South African company Condra Cranes & Hoists remains committed to supporting the local manufacturing industry, company MD Marc Kleiner tells Engineering News & Mining Weekly. “We buy locally from South African suppliers instead of importing components, and we believe other manufacturers should try to do the same. Importing component parts is not good for local industry into the future. Manufacturers need to support local suppliers more.”
The company also remains committed to the South and Southern African markets. But economic circumstances in these markets have required Condra to focus on mining markets beyond this country and region. “Mining markets in South Africa, the Democratic Republic of Congo and Zambia are showing signs of stagnation at the moment,” he points out. “But we have a focus on the global mining markets, particularly those of South America and Asia, to maintain production so that a rise in mining activity in one region offsets a lull in another.
“The South African mining market is very important to us, of course, but it is not currently exhibiting its traditional performance in terms of growth. At the Cape Town Mining Indaba in February, we will be emphasising our commitment to the South African market and our efforts to grow it,” he assures.

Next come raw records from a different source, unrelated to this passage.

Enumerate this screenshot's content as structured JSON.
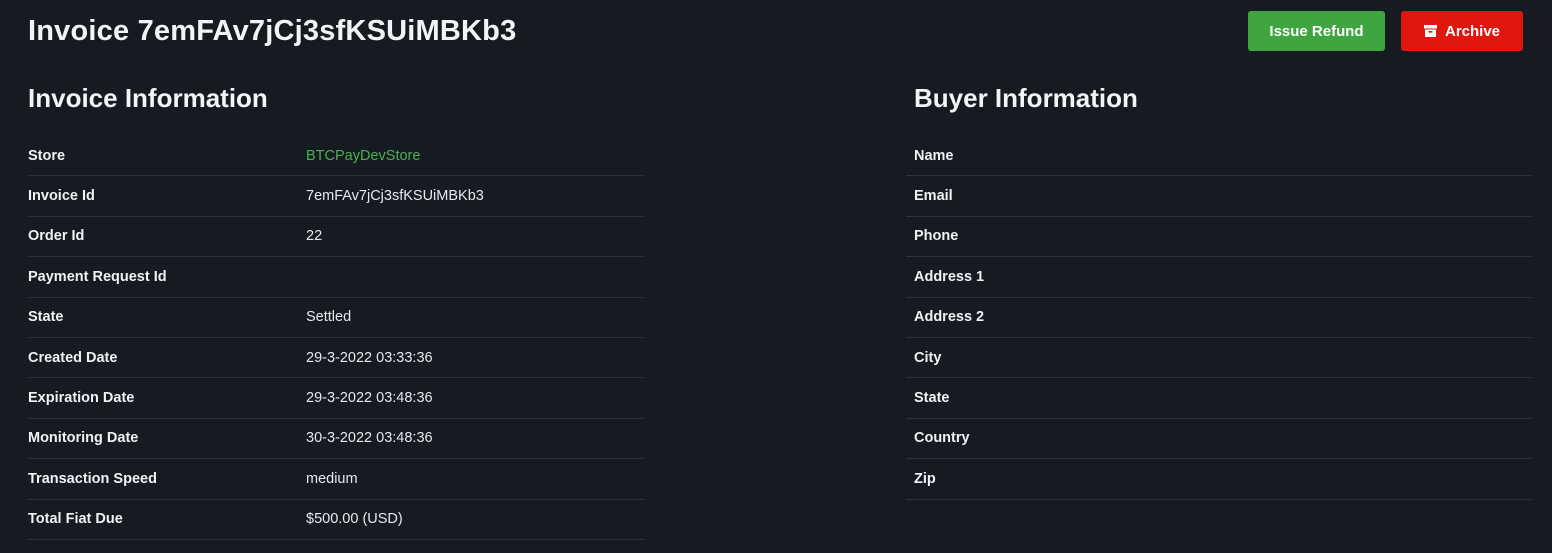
{
  "header": {
    "title": "Invoice 7emFAv7jCj3sfKSUiMBKb3",
    "refund_label": "Issue Refund",
    "archive_label": "Archive"
  },
  "invoice_info": {
    "title": "Invoice Information",
    "rows": [
      {
        "label": "Store",
        "value": "BTCPayDevStore"
      },
      {
        "label": "Invoice Id",
        "value": "7emFAv7jCj3sfKSUiMBKb3"
      },
      {
        "label": "Order Id",
        "value": "22"
      },
      {
        "label": "Payment Request Id",
        "value": ""
      },
      {
        "label": "State",
        "value": "Settled"
      },
      {
        "label": "Created Date",
        "value": "29-3-2022 03:33:36"
      },
      {
        "label": "Expiration Date",
        "value": "29-3-2022 03:48:36"
      },
      {
        "label": "Monitoring Date",
        "value": "30-3-2022 03:48:36"
      },
      {
        "label": "Transaction Speed",
        "value": "medium"
      },
      {
        "label": "Total Fiat Due",
        "value": "$500.00 (USD)"
      }
    ]
  },
  "buyer_info": {
    "title": "Buyer Information",
    "rows": [
      {
        "label": "Name",
        "value": ""
      },
      {
        "label": "Email",
        "value": ""
      },
      {
        "label": "Phone",
        "value": ""
      },
      {
        "label": "Address 1",
        "value": ""
      },
      {
        "label": "Address 2",
        "value": ""
      },
      {
        "label": "City",
        "value": ""
      },
      {
        "label": "State",
        "value": ""
      },
      {
        "label": "Country",
        "value": ""
      },
      {
        "label": "Zip",
        "value": ""
      }
    ]
  },
  "colors": {
    "background": "#161b22",
    "refund_button": "#3fa541",
    "archive_button": "#e0170f",
    "link": "#4caf50"
  },
  "icons": {
    "archive": "archive-box-icon"
  }
}
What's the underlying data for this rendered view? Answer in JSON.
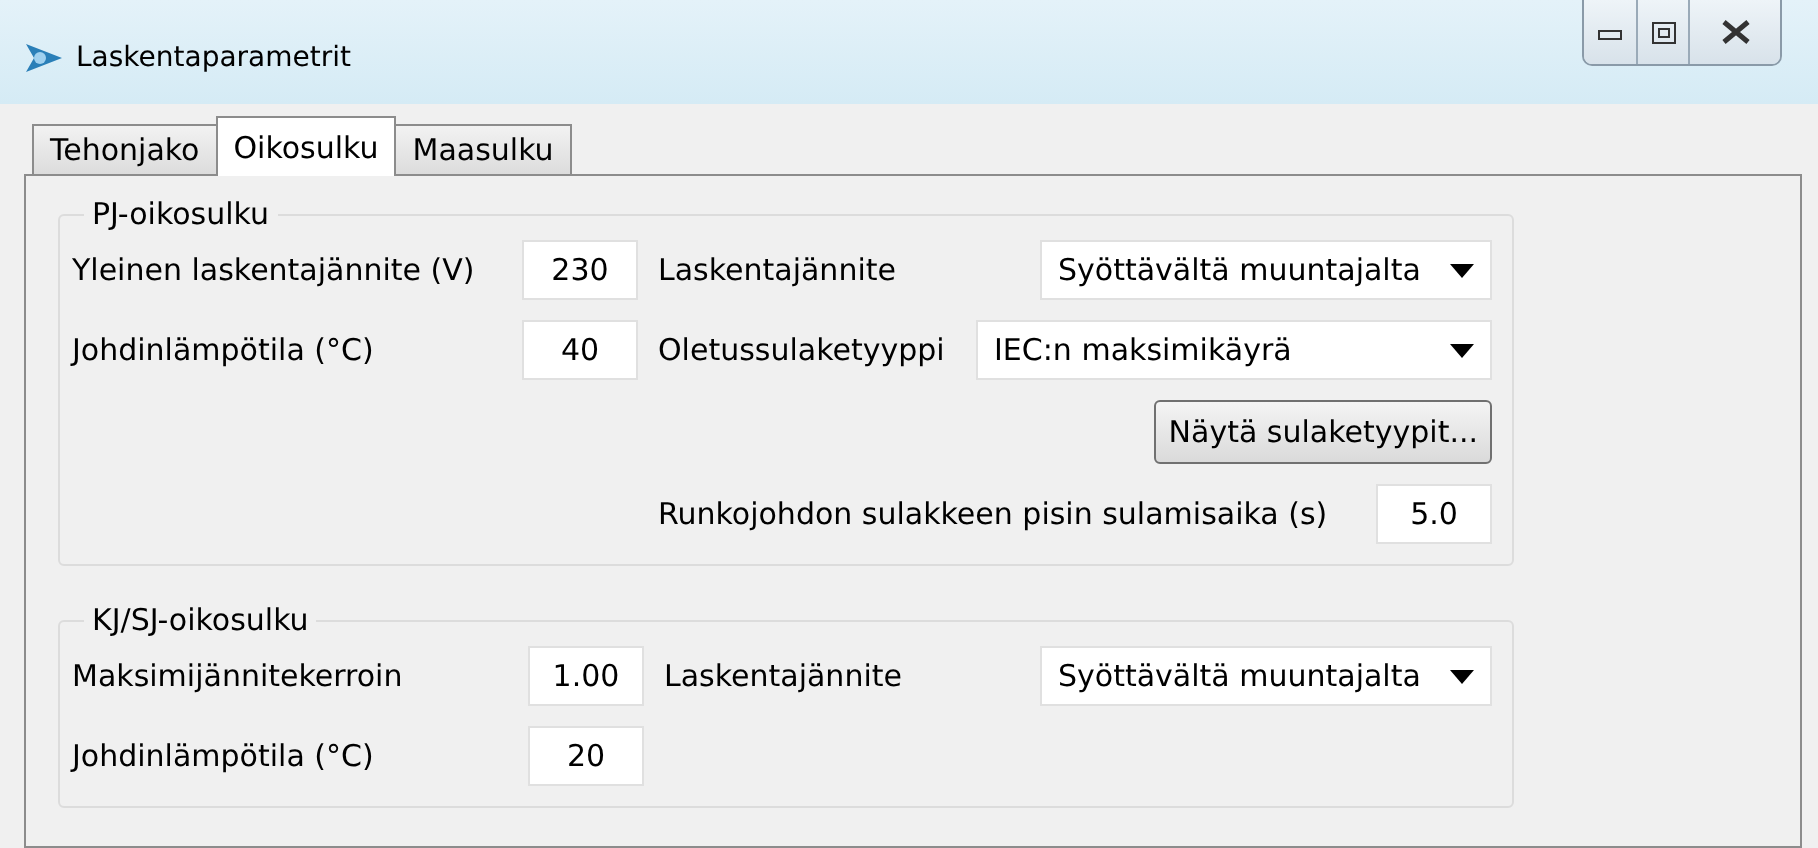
{
  "window": {
    "title": "Laskentaparametrit"
  },
  "tabs": [
    {
      "label": "Tehonjako",
      "selected": false
    },
    {
      "label": "Oikosulku",
      "selected": true
    },
    {
      "label": "Maasulku",
      "selected": false
    }
  ],
  "groups": [
    {
      "title": "PJ-oikosulku",
      "left": [
        {
          "kind": "input",
          "label": "Yleinen laskentajännite (V)",
          "value": "230"
        },
        {
          "kind": "input",
          "label": "Johdinlämpötila (°C)",
          "value": "40"
        }
      ],
      "right": [
        {
          "kind": "dropdown",
          "label": "Laskentajännite",
          "value": "Syöttävältä muuntajalta"
        },
        {
          "kind": "dropdown",
          "label": "Oletussulaketyyppi",
          "value": "IEC:n maksimikäyrä"
        },
        {
          "kind": "button",
          "label": "Näytä sulaketyypit..."
        },
        {
          "kind": "input",
          "label": "Runkojohdon sulakkeen pisin sulamisaika (s)",
          "value": "5.0"
        }
      ]
    },
    {
      "title": "KJ/SJ-oikosulku",
      "left": [
        {
          "kind": "input",
          "label": "Maksimijännitekerroin",
          "value": "1.00"
        },
        {
          "kind": "input",
          "label": "Johdinlämpötila (°C)",
          "value": "20"
        }
      ],
      "right": [
        {
          "kind": "dropdown",
          "label": "Laskentajännite",
          "value": "Syöttävältä muuntajalta"
        }
      ]
    }
  ]
}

Condra recently simultaneously announced that it had developed a fully automated overhead crane system and that it had delivered the first production system to Lonmin. The crane is at the miner’s Marikana platinum mine and is a 16 t, 16-m-span double-girder electric overhead travelling grabbing crane. At the time, Condra stated that it was primarily (but not exclusively) targeting its automated crane system at copper mines.

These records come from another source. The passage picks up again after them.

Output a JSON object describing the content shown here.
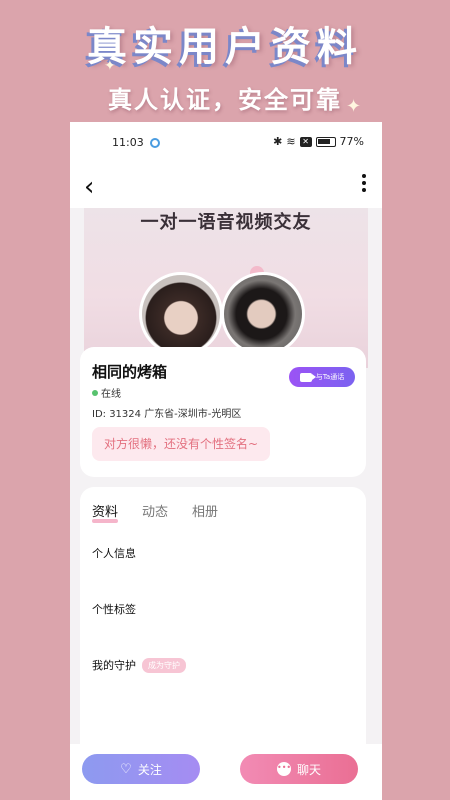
{
  "promo": {
    "title": "真实用户资料",
    "subtitle": "真人认证，安全可靠"
  },
  "statusbar": {
    "time": "11:03",
    "battery": "77%",
    "bluetooth_icon": "✱",
    "wifi_icon": "≋",
    "x_icon": "✕"
  },
  "navbar": {
    "back_icon": "‹"
  },
  "banner": {
    "title": "一对一语音视频交友"
  },
  "profile": {
    "nickname": "相同的烤箱",
    "status": "在线",
    "id_location": "ID:  31324  广东省-深圳市-光明区",
    "call_label": "与Ta通话",
    "signature": "对方很懒，还没有个性签名~"
  },
  "tabs": [
    "资料",
    "动态",
    "相册"
  ],
  "sections": {
    "personal_info": "个人信息",
    "tags": "个性标签",
    "guard": "我的守护",
    "guard_button": "成为守护"
  },
  "actions": {
    "follow": "关注",
    "chat": "聊天",
    "heart_icon": "♡",
    "chat_icon": "•••"
  },
  "colors": {
    "background": "#dba4ac",
    "accent_purple": "#9b53f5",
    "accent_pink": "#ea6f94"
  }
}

“It is not so much that we are prioritising the copper mines themselves, but rather that we are targeting tankhouses in the on-site refineries associated with those copper mines,” he explains. “Tankhouse crane movement comprises a move-hold-up-down, move-hold-up-down type of operation that transfers thousands of copper plates between set positions within the electrolytic refining process, something that is a comparatively simple, repetitive process easier for us to fully automate. So we prioritise it.”
The company is also seeking to market its automated cranes to other mining sectors for applications involving repetitive handling. In addition to refinery tankhouses, such applications can be found in storage facilities for refined metal ingots, specifically those lighter than gold – for example (in addition to copper), silver. Condra is seeking to provide automated management and handling for these ingot storage facilities.
Of course, mining is not the only sector interested in fully automated overhead cranes. They are ideal for any business that involves the positioning, storage and retrieval of objects. And this embraces warehousing. Shelf rows in warehouses have to be adequately separated to allow forklifts to move between them. A fully automated overhead crane system could replace the forklifts and make it possible to reduce the space between the shelves.